Translation:I worked yesterday.
for those wondering. "kinou wa shigoto o shimasu" VS "kinou wa shigoto deshita". it equals "yesterday i did work" VS "yesterday was work". essentially
6chocobo is explaining the difference between shimasu and deshita and why deshita can make sense. The second one is the literal translation, but literal is not a perfect way to translate things, so Duo accepts other answers.
Shigoto is the noun for work/job not the verb. So a literal translation is "I did my work yesterday".
My answer was I had work yesterday and was correct. I guess the lesson was stating on the presence of work yesterday and not more of you worked
In English we use "there is/are" to mean existence. But we could as well say just "is/are". I suspect Japanese is doing this. So, the sentence could be "Regarding yesterday, there was work", or the way they say it: "Regarding yesterday, work was".
Because that would translate directly to "kinou hatarakimashita". "I worked=hatarakimashita" Duolingo may have changed it to be nicer though.
Because it's incorrect. The placement of "yesterday" has nothing to do with the answer being marked wrong.
Yeah i put "Yesterday was work" and got that wrong but then i guess that sounds like you are using work as an adjective (to describe hiw difficult yesterday was)... :/
More like Shi-Ngo-To (with the ng sound of "sing": [ŋ]). G often so pronounced in similar positions.
Yes. Well, more specifically it would be "as for yesterday (I) did (my) job."
Honestly, I don't know the answer to that. I think in this case both should be mean the same, but it might be a fine difference in meaning. I notice that Duolingo suggests "I had work yesterday" as a translation instead of "I did work yesterday, which might be a good hint.
I would say that しごてacts as a noun and the literal translation would be "as for yesterday, the was work (to do by myself)". The part in parenthesis would come implicitly from context.
Why is きのうはしごとをしました。 not correct? I've seen (on Duolingo) the noun しごと used both with です and with し (which requires the particle を as far as I know)
Excuse bad structure. I believe that しごた is a noun for "job" or "employment" or "what i call that thing where i do something and get money". Conversely i believe that たらきmeans "to work" or "to do that thing that results in getting money". That would make one a noun, and one a verb.

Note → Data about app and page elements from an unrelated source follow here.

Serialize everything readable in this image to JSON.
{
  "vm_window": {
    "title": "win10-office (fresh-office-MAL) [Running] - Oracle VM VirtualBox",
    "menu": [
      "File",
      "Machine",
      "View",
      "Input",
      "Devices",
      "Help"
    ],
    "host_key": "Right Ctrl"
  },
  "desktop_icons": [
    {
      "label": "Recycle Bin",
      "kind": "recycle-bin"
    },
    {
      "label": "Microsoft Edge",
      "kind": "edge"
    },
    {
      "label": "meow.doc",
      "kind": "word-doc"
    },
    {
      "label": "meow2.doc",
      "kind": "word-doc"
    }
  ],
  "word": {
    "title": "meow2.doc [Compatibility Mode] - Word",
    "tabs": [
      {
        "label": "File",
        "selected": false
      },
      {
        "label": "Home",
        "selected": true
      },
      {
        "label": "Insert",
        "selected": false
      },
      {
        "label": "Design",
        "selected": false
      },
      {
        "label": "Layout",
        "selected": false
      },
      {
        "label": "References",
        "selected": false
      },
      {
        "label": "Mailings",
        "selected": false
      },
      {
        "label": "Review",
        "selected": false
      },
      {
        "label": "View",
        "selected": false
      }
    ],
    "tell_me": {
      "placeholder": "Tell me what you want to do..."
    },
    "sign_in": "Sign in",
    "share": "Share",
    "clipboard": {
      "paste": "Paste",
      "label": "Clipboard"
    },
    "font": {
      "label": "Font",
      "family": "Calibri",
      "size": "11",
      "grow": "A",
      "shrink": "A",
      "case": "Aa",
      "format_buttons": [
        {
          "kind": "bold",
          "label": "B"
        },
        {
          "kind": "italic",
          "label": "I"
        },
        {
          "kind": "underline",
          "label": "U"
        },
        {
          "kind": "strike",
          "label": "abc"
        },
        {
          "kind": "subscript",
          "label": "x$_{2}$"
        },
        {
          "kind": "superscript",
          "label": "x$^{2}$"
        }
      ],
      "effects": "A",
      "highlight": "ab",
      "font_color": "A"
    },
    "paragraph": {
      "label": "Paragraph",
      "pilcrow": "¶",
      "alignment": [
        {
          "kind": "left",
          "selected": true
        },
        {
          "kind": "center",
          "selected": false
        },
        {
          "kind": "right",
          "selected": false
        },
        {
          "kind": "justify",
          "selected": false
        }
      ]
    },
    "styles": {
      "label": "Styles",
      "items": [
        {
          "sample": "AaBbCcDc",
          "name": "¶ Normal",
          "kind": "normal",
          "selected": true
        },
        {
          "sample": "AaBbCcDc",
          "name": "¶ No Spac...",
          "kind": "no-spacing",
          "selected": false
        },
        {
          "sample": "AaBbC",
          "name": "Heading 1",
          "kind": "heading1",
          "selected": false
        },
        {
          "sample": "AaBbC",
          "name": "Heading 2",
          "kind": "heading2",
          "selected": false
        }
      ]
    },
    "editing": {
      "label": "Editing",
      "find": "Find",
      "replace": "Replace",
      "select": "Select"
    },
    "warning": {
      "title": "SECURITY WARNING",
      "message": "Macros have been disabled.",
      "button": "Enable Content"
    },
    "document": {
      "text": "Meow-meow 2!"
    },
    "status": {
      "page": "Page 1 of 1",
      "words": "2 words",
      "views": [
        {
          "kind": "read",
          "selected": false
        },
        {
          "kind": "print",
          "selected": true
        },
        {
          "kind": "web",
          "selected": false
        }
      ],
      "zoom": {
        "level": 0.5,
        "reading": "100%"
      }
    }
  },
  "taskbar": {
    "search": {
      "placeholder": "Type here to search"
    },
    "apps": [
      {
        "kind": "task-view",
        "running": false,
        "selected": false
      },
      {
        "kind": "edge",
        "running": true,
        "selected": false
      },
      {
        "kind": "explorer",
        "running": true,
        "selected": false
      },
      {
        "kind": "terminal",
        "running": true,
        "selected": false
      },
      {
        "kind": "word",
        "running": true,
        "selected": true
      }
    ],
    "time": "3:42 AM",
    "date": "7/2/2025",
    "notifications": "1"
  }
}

I could be way wrong, I had Neon's same question. I've surmised my answer from other parts in this thread.
hi so i figured it out. they both mean the same thing just. this sentence used です as "polite" instead of "it is" but i don't think that's common in japan. making it でした for past tense positive. i actually heard using です too much for being polite instead of "it is" is considered too harsh and rude. and ました is the same just, past tense potistive ます for polite. you could remember because they both end in した but ーで for です and ま for ます.
I put "yesterday was work" which i guess is wrong. But they correted me to "yesterday I'd work" ??? Wtf is that?
It would be so much easyerbto do these lessons if they included kanji and furigana imo
I definitely got the answer wrong so I'm not complaining about that, but the suggested translation was "Yesterday i'd work" and I don't think that sounds... gramatically correct.
"I'd" is a common abbreviation for "I had" (and sometimes for "I would/should") and "I'd work to do" is occasionally seen in the wild, but it is moderately unusual to use it in this position rather than at the start of "I had just ..." or "I'd been [x]ing...".
Not wrong, though, by any means.
No, because they are using the noun "work" not the verb. So you cant conjugate it to "working".
Because the word for "to go" isn't in the Japanese sentence.
Correct me if I'm wrong, but I think that would be きのうはしごとにいきました。
It literally just says the job / work existed yesterday.
You could be saying "I had work yesterday. Unfortunately my train was cancelled due to 150mph winds and ...".
Could i use the same exact phrase to state: "you worked yesterday." ,or they, he, etc.?
"Yesterday was work" should be acceptable! It is natural English and also has the same meaning as the Japanese.
'I have worked yesterday' was not accepted. Shouldn't it have been?
the use of the noun 'shigoto' as a verb 'to work' is not normal....japanese students are not taught this. "shigoto ni ikimashita" or "hatarakimashita" are better ways to say this. duo is really frustrating in this respect.
I flagged it.. I did my job or I worked seems better unless someone asks "why didn't you come to the party" " I had work."